11. The Judge also erred by appearing to acquire further corroborative evidence when his task was to consider the written, oral and documentary evidence before him in the light of the objective evidence.
12. For all of these reasons I find that First-tier Tribunal Judge Raymond's decision did contain errors of law.
(1) The Appellant's appeal is allowed.
(2) Counsel for the Appellant invited me to go on to allow the Appellant's appeal without a further hearing, but I declined to do so as time was needed to review the evidence ignored by First-tier Tribunal Judge Raymond and also the new evidence which the Appellant now wished to rely upon.
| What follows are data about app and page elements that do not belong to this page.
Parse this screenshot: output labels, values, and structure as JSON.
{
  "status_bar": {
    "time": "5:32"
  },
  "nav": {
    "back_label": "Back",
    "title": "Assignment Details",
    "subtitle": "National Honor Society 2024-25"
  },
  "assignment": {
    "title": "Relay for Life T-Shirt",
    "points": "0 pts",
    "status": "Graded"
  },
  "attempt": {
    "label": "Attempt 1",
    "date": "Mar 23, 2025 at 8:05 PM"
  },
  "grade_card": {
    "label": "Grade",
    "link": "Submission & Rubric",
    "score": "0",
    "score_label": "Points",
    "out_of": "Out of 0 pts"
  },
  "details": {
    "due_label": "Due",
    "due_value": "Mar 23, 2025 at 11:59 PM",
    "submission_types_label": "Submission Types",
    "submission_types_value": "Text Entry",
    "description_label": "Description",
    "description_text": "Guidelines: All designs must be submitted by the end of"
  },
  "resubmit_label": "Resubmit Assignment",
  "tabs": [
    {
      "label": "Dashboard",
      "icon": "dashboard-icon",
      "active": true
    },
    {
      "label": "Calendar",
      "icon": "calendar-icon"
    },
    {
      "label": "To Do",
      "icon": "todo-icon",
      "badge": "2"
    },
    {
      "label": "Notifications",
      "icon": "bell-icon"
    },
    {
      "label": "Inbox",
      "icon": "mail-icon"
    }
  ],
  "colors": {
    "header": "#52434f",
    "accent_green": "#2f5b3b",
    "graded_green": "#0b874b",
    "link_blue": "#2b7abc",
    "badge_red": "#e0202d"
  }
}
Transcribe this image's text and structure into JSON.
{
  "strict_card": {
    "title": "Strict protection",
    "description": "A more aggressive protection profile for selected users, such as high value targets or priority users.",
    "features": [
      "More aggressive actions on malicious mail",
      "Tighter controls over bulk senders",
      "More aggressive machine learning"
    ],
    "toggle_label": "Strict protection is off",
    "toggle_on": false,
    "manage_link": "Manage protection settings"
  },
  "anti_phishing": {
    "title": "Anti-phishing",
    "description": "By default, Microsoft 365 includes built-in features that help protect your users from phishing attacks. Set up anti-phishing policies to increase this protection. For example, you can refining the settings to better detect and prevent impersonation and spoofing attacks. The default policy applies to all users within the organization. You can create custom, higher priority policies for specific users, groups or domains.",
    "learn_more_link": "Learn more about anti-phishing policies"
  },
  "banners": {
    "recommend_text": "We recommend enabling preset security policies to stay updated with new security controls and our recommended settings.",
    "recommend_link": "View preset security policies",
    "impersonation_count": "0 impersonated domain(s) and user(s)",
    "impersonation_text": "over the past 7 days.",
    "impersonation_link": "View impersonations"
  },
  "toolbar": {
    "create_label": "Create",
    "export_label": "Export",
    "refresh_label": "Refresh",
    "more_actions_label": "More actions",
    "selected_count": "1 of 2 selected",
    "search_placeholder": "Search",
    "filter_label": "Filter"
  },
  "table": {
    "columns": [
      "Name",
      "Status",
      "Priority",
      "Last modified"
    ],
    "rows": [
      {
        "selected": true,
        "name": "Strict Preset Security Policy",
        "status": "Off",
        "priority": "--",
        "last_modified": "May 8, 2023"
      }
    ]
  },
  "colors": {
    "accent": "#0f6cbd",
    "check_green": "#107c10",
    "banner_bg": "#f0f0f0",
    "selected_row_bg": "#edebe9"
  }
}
(3) Therefore, as the credibility findings of the Judge were central to the decision, which has been set aside, the appeal is remitted to the First-tier Tribunal to be heard de novo before a First-tier Tribunal Judge other than First-tier Tribunal Judge Raymond or Holmes.
Signed Date 20 February 2020
Upper Tribunal Judge Finch